Carnegie’s Renad Mansour spoke with Laura Kyle on Al Jazeera’s Inside Story, alongside Matthew Glanville, former special adviser to the governor of Anbar Province, and Matthew Henman, head of IHS Jane’s Terrorism and Insurgency Centre, to discuss the Iraqi army’s offensive to retake Fallujah from the self-proclaimed Islamic State.
Mansour argued that Mosul was more of a symbolic target to retake than Fallujah. Previously, he explained, strategists thought that the way to defeat the Islamic State was to retake Mosul and then move onwards, given that the Islamic State had declared it’s self-described caliphate after taking the Mosul. Iraqi military strategies have had to change, however, with the Islamic State’s return to asymmetric warfare tactics, such as suicide bombings and targeting Baghdad directly.
Mansour pointed out that Fallujah is a somewhat of a quagmire and that occupiers have often faced difficulties in retaking the city. He argued that Iraqi state forces must find a way to win the hearts and minds of Fallujah residents. A significant amount of the Fallujah population support the Islamic State, he explained, which means that a viable alternative needs to be established and the Iraqi forces must convince the population that it is a better option.

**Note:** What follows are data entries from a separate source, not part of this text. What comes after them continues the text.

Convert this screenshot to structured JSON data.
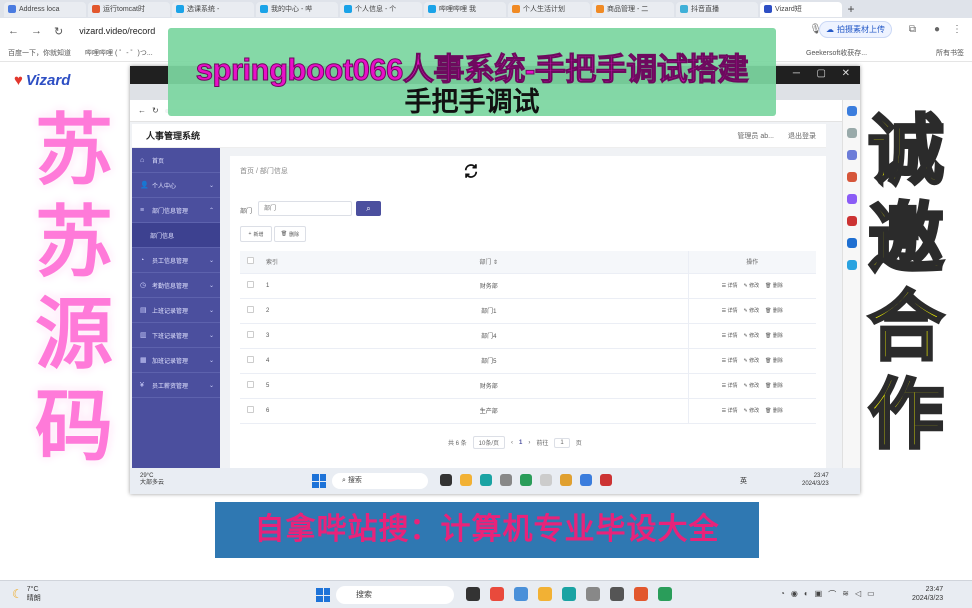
{
  "browser": {
    "tabs": [
      "Address loca",
      "运行tomcat时",
      "选课系统 - ",
      "我的中心 - 哔",
      "个人信息 - 个",
      "哔哩哔哩 我",
      "个人生活计划",
      "商品管理 - 二",
      "抖音直播",
      "Vizard短"
    ],
    "url": "vizard.video/record",
    "upload_button": "拍摄素材上传",
    "bookmarks": [
      "百度一下，你就知道",
      "哔哩哔哩 ( ゜- ゜)つ...",
      "Geekersoft收获存...",
      "所有书签"
    ],
    "logo": "Vizard"
  },
  "inner_window": {
    "app_title": "人事管理系统",
    "user": "管理员 ab...",
    "logout": "退出登录",
    "breadcrumb": "首页 / 部门信息",
    "sidebar": [
      "首页",
      "个人中心",
      "部门信息管理",
      "部门信息",
      "员工信息管理",
      "考勤信息管理",
      "上班记录管理",
      "下班记录管理",
      "加班记录管理",
      "员工薪资管理"
    ],
    "filter_label": "部门",
    "filter_placeholder": "部门",
    "search_icon": "search-icon",
    "add_label": "新增",
    "delete_label": "删除",
    "columns": [
      "索引",
      "部门 ⇕",
      "操作"
    ],
    "row_actions": [
      "详情",
      "修改",
      "删除"
    ],
    "rows": [
      {
        "idx": "1",
        "name": "财务部"
      },
      {
        "idx": "2",
        "name": "部门1"
      },
      {
        "idx": "3",
        "name": "部门4"
      },
      {
        "idx": "4",
        "name": "部门5"
      },
      {
        "idx": "5",
        "name": "财务部"
      },
      {
        "idx": "6",
        "name": "生产部"
      }
    ],
    "pager": {
      "total": "共 6 条",
      "size": "10条/页",
      "prev": "‹",
      "page": "1",
      "next": "›",
      "goto": "前往",
      "goto_page": "1",
      "page_unit": "页"
    },
    "taskbar": {
      "weather_temp": "29°C",
      "weather_text": "大部多云",
      "search": "搜索",
      "lang": "英",
      "time": "23:47",
      "date": "2024/3/23"
    }
  },
  "overlay": {
    "title_line1": "springboot066人事系统-手把手调试搭建",
    "title_line2": "手把手调试",
    "left_text": "苏苏源码",
    "right_text": "诚邀合作",
    "bottom_text": "自拿哔站搜：计算机专业毕设大全"
  },
  "taskbar": {
    "weather_temp": "7°C",
    "weather_text": "晴朗",
    "search": "搜索",
    "time": "23:47",
    "date": "2024/3/23"
  }
}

Mansour added that there are lessons to be learned from Ramadi, particularly with regards to reconciliation. He argued that the Shia paramilitary groups, particularly those close to Maliki and Iran, cannot serve a large role in reconciliation or liberation, and that there should be a renewed focus on emergining leaders.